EXERCISE DETAILS: Set down every record below exactly as written, but leave out the pictures.

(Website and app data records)

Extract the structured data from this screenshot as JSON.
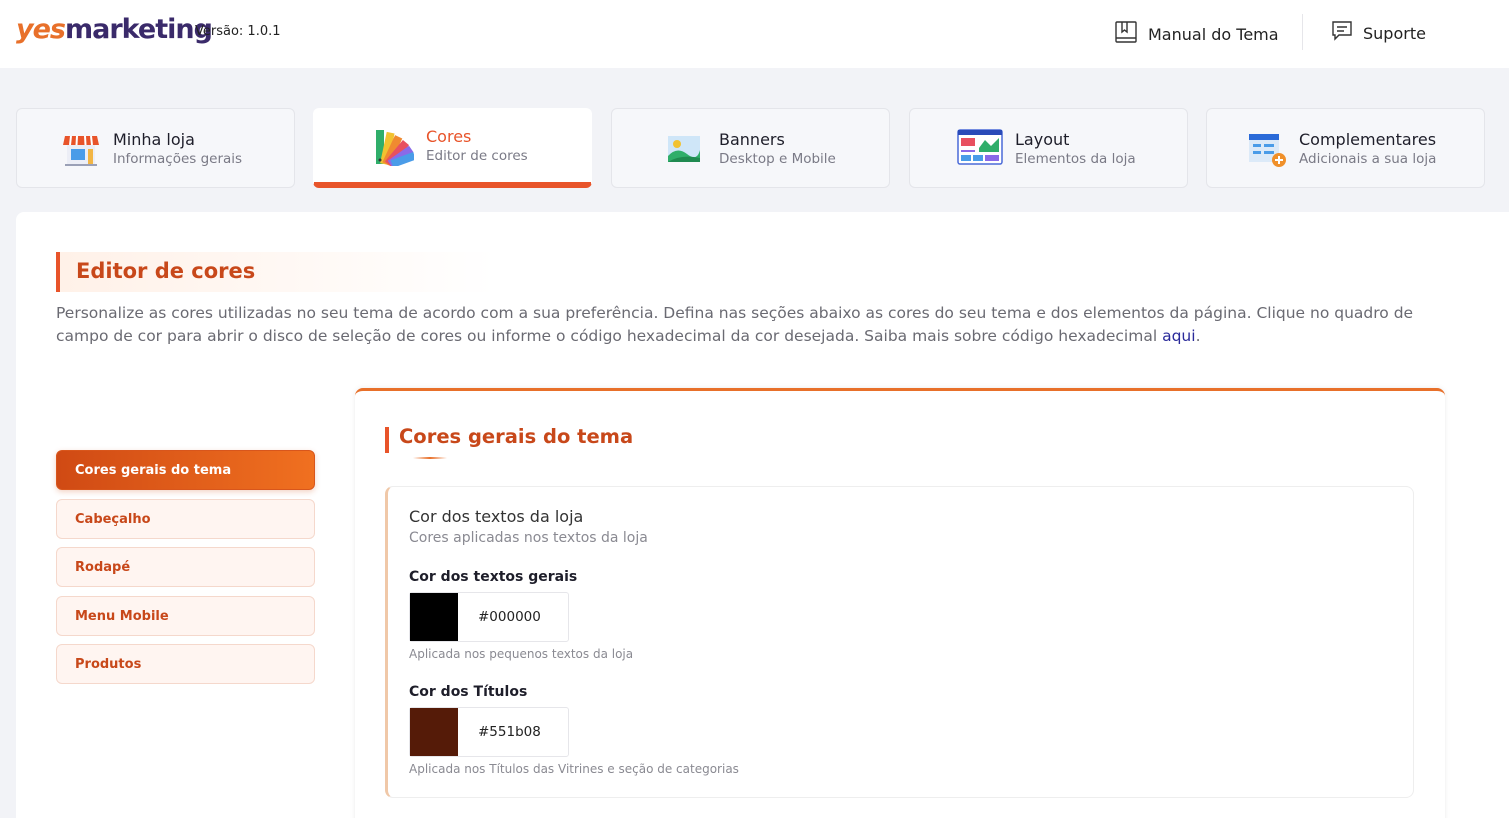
{
  "header": {
    "logo_part1": "yes",
    "logo_part2": "marketing",
    "version": "Versão: 1.0.1",
    "manual_label": "Manual do Tema",
    "support_label": "Suporte"
  },
  "tabs": [
    {
      "title": "Minha loja",
      "subtitle": "Informações gerais",
      "icon": "store-icon"
    },
    {
      "title": "Cores",
      "subtitle": "Editor de cores",
      "icon": "palette-icon",
      "active": true
    },
    {
      "title": "Banners",
      "subtitle": "Desktop e Mobile",
      "icon": "image-icon"
    },
    {
      "title": "Layout",
      "subtitle": "Elementos da loja",
      "icon": "layout-icon"
    },
    {
      "title": "Complementares",
      "subtitle": "Adicionais a sua loja",
      "icon": "addons-icon"
    }
  ],
  "page": {
    "title": "Editor de cores",
    "intro": "Personalize as cores utilizadas no seu tema de acordo com a sua preferência. Defina nas seções abaixo as cores do seu tema e dos elementos da página. Clique no quadro de campo de cor para abrir o disco de seleção de cores ou informe o código hexadecimal da cor desejada. Saiba mais sobre código hexadecimal",
    "intro_link": "aqui",
    "intro_end": "."
  },
  "sidebar": {
    "items": [
      {
        "label": "Cores gerais do tema",
        "active": true
      },
      {
        "label": "Cabeçalho"
      },
      {
        "label": "Rodapé"
      },
      {
        "label": "Menu Mobile"
      },
      {
        "label": "Produtos"
      }
    ]
  },
  "card": {
    "title": "Cores gerais do tema",
    "section": {
      "title": "Cor dos textos da loja",
      "subtitle": "Cores aplicadas nos textos da loja",
      "fields": [
        {
          "label": "Cor dos textos gerais",
          "value": "#000000",
          "help": "Aplicada nos pequenos textos da loja",
          "color": "#000000"
        },
        {
          "label": "Cor dos Títulos",
          "value": "#551b08",
          "help": "Aplicada nos Títulos das Vitrines e seção de categorias",
          "color": "#551b08"
        }
      ]
    }
  },
  "colors": {
    "accent": "#e8542a",
    "accent_dark": "#c8481a",
    "logo_orange": "#e8702a",
    "logo_purple": "#3a2a6a"
  }
}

SOLUTION TO THE PROBLEM:
Extract the structured data from this screenshot as JSON.
{
  "header": {
    "logo_part1": "yes",
    "logo_part2": "marketing",
    "version": "Versão: 1.0.1",
    "manual_label": "Manual do Tema",
    "support_label": "Suporte"
  },
  "tabs": [
    {
      "title": "Minha loja",
      "subtitle": "Informações gerais",
      "icon": "store-icon"
    },
    {
      "title": "Cores",
      "subtitle": "Editor de cores",
      "icon": "palette-icon",
      "active": true
    },
    {
      "title": "Banners",
      "subtitle": "Desktop e Mobile",
      "icon": "image-icon"
    },
    {
      "title": "Layout",
      "subtitle": "Elementos da loja",
      "icon": "layout-icon"
    },
    {
      "title": "Complementares",
      "subtitle": "Adicionais a sua loja",
      "icon": "addons-icon"
    }
  ],
  "page": {
    "title": "Editor de cores",
    "intro": "Personalize as cores utilizadas no seu tema de acordo com a sua preferência. Defina nas seções abaixo as cores do seu tema e dos elementos da página. Clique no quadro de campo de cor para abrir o disco de seleção de cores ou informe o código hexadecimal da cor desejada. Saiba mais sobre código hexadecimal",
    "intro_link": "aqui",
    "intro_end": "."
  },
  "sidebar": {
    "items": [
      {
        "label": "Cores gerais do tema",
        "active": true
      },
      {
        "label": "Cabeçalho"
      },
      {
        "label": "Rodapé"
      },
      {
        "label": "Menu Mobile"
      },
      {
        "label": "Produtos"
      }
    ]
  },
  "card": {
    "title": "Cores gerais do tema",
    "section": {
      "title": "Cor dos textos da loja",
      "subtitle": "Cores aplicadas nos textos da loja",
      "fields": [
        {
          "label": "Cor dos textos gerais",
          "value": "#000000",
          "help": "Aplicada nos pequenos textos da loja",
          "color": "#000000"
        },
        {
          "label": "Cor dos Títulos",
          "value": "#551b08",
          "help": "Aplicada nos Títulos das Vitrines e seção de categorias",
          "color": "#551b08"
        }
      ]
    }
  },
  "colors": {
    "accent": "#e8542a",
    "accent_dark": "#c8481a",
    "logo_orange": "#e8702a",
    "logo_purple": "#3a2a6a"
  }
}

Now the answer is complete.